Business Associates: The Next HIPAA Enforcement TargetAttorney Adam Greene Says Vendors Can Learn from Other Settlements
Business associates need to be paying close attention to the details of HIPAA resolution agreements that federal regulators are signing with covered entities for HIPAA non-compliance cases and data breaches, says privacy attorney Adam Greene.
That's because the Department of Health and Human Services' Office for Civil Rights is likely getting closer to taking HIPAA enforcement action against BAs that have been involved in breaches and other HIPAA-related incidents.
"I think there is probably [enforcement] work going on behind the scenes" related to business associates, he says. "What we tend to see for settlement agreements is, on average, two to three years between an incident occurring - such as a reportable breach to OCR - and then the resolution agreement will come out ..." he says.
Business associates first became directly liable for HIPAA compliance in September 2013, when enforcement of the HIPAA Omnibus Rule went into effect. "So, we're just entering into the time where, if, for example, you're a business associate and you had an incident on Sept. 23, 2013, we might be getting closer to the idea of [the case] being resolved soon through a resolution agreement," he says. "I wouldn't be surprised that within the next year we see our first business associate [enforcement] action from something that happened in 2013 or 2014."
In the meantime, business associates need to be learning from the settlements that OCR has been signing with covered entities in HIPAA cases, including a recent $750,000 resolution agreement with Cancer Care Group, P.C. , which was triggered by an investigation into a 2012 breach. Among other findings, the OCR investigation found that the cancer clinic failed to conduct a risk analysis prior to the breach (see New HIPAA Compliance Audit Details Revealed).
The lack of a comprehensive and timely risk analysis has been at the center of many OCR HIPAA settlements, Greene notes.

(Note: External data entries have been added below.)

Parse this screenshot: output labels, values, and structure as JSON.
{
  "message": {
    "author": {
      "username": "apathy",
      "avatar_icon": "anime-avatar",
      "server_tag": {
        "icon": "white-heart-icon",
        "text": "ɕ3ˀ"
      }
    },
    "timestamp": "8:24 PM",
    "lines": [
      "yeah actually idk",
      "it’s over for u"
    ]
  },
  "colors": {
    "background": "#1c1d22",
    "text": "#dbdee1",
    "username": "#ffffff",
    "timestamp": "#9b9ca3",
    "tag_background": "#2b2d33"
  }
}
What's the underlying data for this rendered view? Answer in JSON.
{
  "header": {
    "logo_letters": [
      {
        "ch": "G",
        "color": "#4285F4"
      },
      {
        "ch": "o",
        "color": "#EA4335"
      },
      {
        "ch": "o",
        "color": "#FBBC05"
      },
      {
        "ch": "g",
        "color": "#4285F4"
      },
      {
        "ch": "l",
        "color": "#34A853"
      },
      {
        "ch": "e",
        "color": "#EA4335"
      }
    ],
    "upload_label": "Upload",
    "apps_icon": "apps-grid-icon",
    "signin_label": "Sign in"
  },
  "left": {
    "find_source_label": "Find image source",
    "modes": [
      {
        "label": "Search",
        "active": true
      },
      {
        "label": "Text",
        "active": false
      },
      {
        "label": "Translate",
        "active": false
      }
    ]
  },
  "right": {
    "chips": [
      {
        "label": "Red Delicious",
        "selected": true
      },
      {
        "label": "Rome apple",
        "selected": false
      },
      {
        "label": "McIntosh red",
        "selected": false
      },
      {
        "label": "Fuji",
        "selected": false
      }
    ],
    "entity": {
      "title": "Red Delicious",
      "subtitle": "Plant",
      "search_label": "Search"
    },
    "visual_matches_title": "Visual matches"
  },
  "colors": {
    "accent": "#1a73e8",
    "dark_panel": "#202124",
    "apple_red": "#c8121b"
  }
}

"If you're a business associate, look at whether you have a risk assessment ... You want to make sure that when you see a new settlement about a mobile device being stolen - do you have a risk assessment that identifies the risk of one of your workforce members having a mobile device that has PHI ... and if it gets stolen ... what have you put in place to reduce that risk?"
In the interview, Greene also discusses:
- The biggest HIPAA security and privacy challenges business associates and subcontractors face;
- How much oversight covered entities should have over the HIPAA compliance efforts of business associates;
- The Food and Drug Administration's recent warnings about medical device cybersecurity and steps covered entities need to take as a result (see FDA Official: More Medical Device Vulnerability Discoveries Likely).
As a partner at Davis Wright Tremaine LLP in Washington, Greene specializes in HIPAA and HITECH Act issues. He formerly was a senior health information technology and privacy specialist at the HHS Office for Civil Rights, where he played a significant role in administering and enforcing the HIPAA privacy, security and breach notification rules.